■ Records shown
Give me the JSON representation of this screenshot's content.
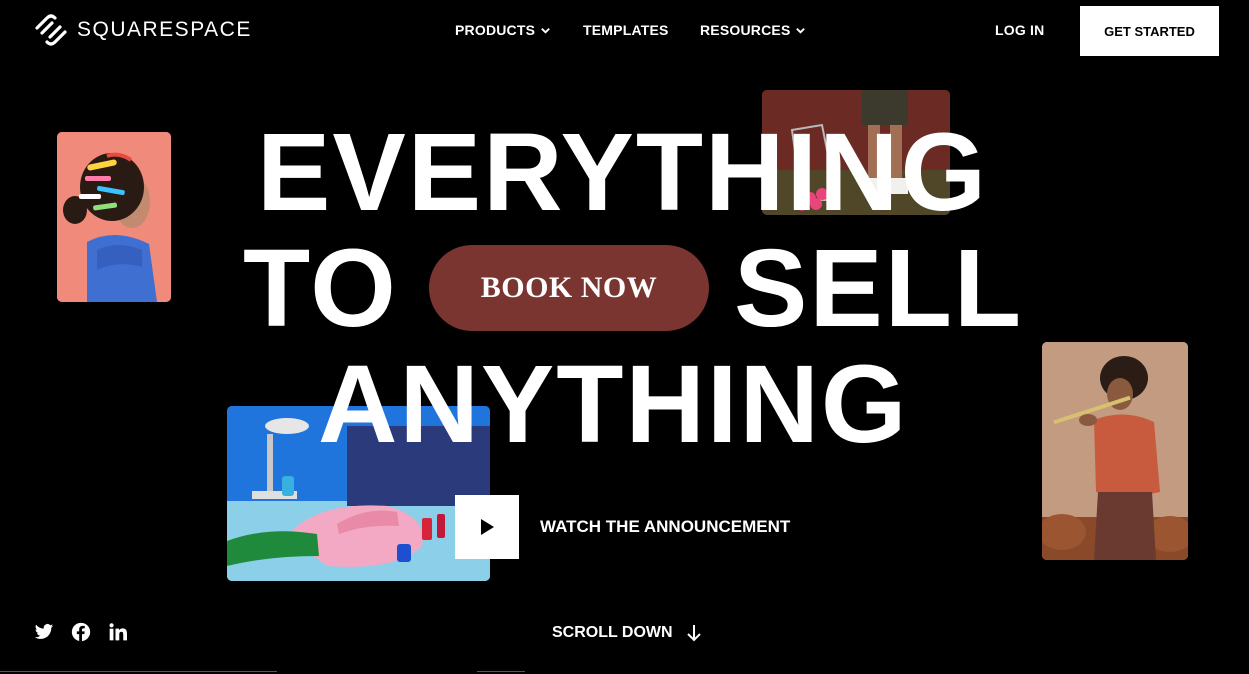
{
  "brand": {
    "name": "SQUARESPACE"
  },
  "nav": {
    "products": "PRODUCTS",
    "templates": "TEMPLATES",
    "resources": "RESOURCES",
    "login": "LOG IN",
    "get_started": "GET STARTED"
  },
  "hero": {
    "line1": "EVERYTHING",
    "line2_left": "TO",
    "line2_right": "SELL",
    "line3": "ANYTHING",
    "cta": "BOOK NOW",
    "watch": "WATCH THE ANNOUNCEMENT"
  },
  "footer": {
    "scroll": "SCROLL DOWN"
  },
  "icons": [
    "squarespace-logo-icon",
    "chevron-down-icon",
    "play-icon",
    "twitter-icon",
    "facebook-icon",
    "linkedin-icon",
    "arrow-down-icon"
  ],
  "colors": {
    "background": "#000000",
    "cta": "#7a3530",
    "text": "#ffffff"
  }
}
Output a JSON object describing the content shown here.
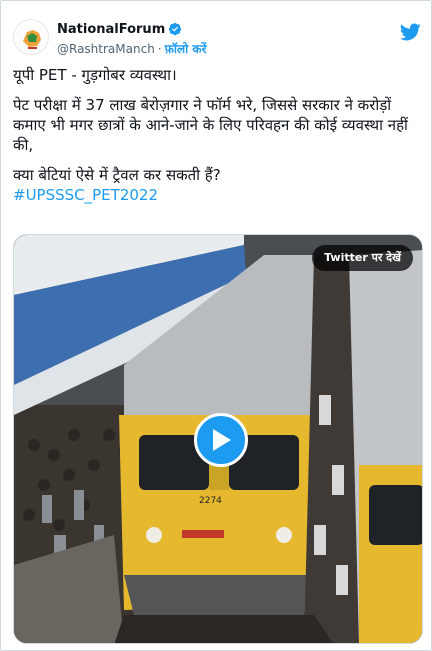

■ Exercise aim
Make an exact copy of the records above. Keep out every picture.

■ Reply to the exercise
Give me the JSON representation of this screenshot's content.
{
  "brand": {
    "name": "SQUARESPACE"
  },
  "nav": {
    "products": "PRODUCTS",
    "templates": "TEMPLATES",
    "resources": "RESOURCES",
    "login": "LOG IN",
    "get_started": "GET STARTED"
  },
  "hero": {
    "line1": "EVERYTHING",
    "line2_left": "TO",
    "line2_right": "SELL",
    "line3": "ANYTHING",
    "cta": "BOOK NOW",
    "watch": "WATCH THE ANNOUNCEMENT"
  },
  "footer": {
    "scroll": "SCROLL DOWN"
  },
  "icons": [
    "squarespace-logo-icon",
    "chevron-down-icon",
    "play-icon",
    "twitter-icon",
    "facebook-icon",
    "linkedin-icon",
    "arrow-down-icon"
  ],
  "colors": {
    "background": "#000000",
    "cta": "#7a3530",
    "text": "#ffffff"
  }
}
Output a JSON object describing the content shown here.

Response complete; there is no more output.